[Component data from apps and pages]
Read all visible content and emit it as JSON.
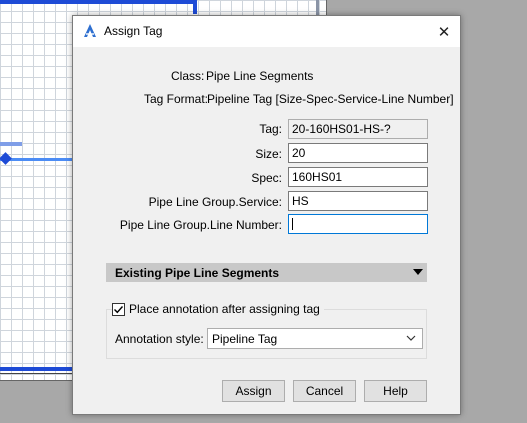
{
  "dialog": {
    "title": "Assign Tag",
    "close_glyph": "✕"
  },
  "info": {
    "class_label": "Class:",
    "class_value": "Pipe Line Segments",
    "tag_format_label": "Tag Format:",
    "tag_format_value": "Pipeline Tag [Size-Spec-Service-Line Number]"
  },
  "fields": {
    "tag": {
      "label": "Tag:",
      "value": "20-160HS01-HS-?"
    },
    "size": {
      "label": "Size:",
      "value": "20"
    },
    "spec": {
      "label": "Spec:",
      "value": "160HS01"
    },
    "service": {
      "label": "Pipe Line Group.Service:",
      "value": "HS"
    },
    "line_number": {
      "label": "Pipe Line Group.Line Number:",
      "value": ""
    }
  },
  "section": {
    "title": "Existing Pipe Line Segments"
  },
  "annotation": {
    "checkbox_label": "Place annotation after assigning tag",
    "checked": true,
    "style_label": "Annotation style:",
    "style_value": "Pipeline Tag"
  },
  "buttons": {
    "assign": "Assign",
    "cancel": "Cancel",
    "help": "Help"
  },
  "colors": {
    "canvas_frame": "#1e4bd6",
    "pipe": "#4c8cf5",
    "focus_border": "#0078d7",
    "app_icon": "#2e6fd0"
  },
  "icons": [
    "autocad-app-icon",
    "close-icon",
    "dropdown-arrow-icon",
    "chevron-down-icon",
    "checkmark-icon"
  ]
}
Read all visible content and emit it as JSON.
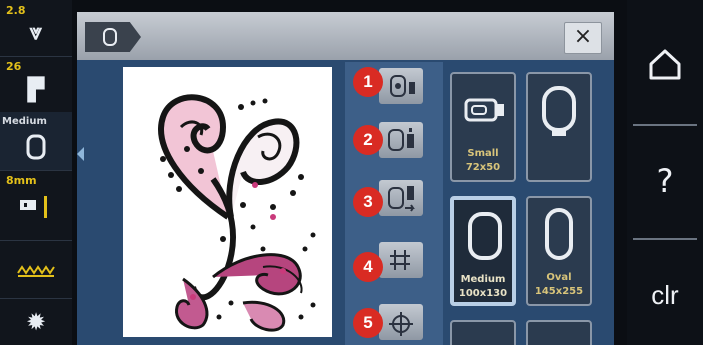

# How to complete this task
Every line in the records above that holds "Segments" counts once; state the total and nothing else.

# Response to the task
2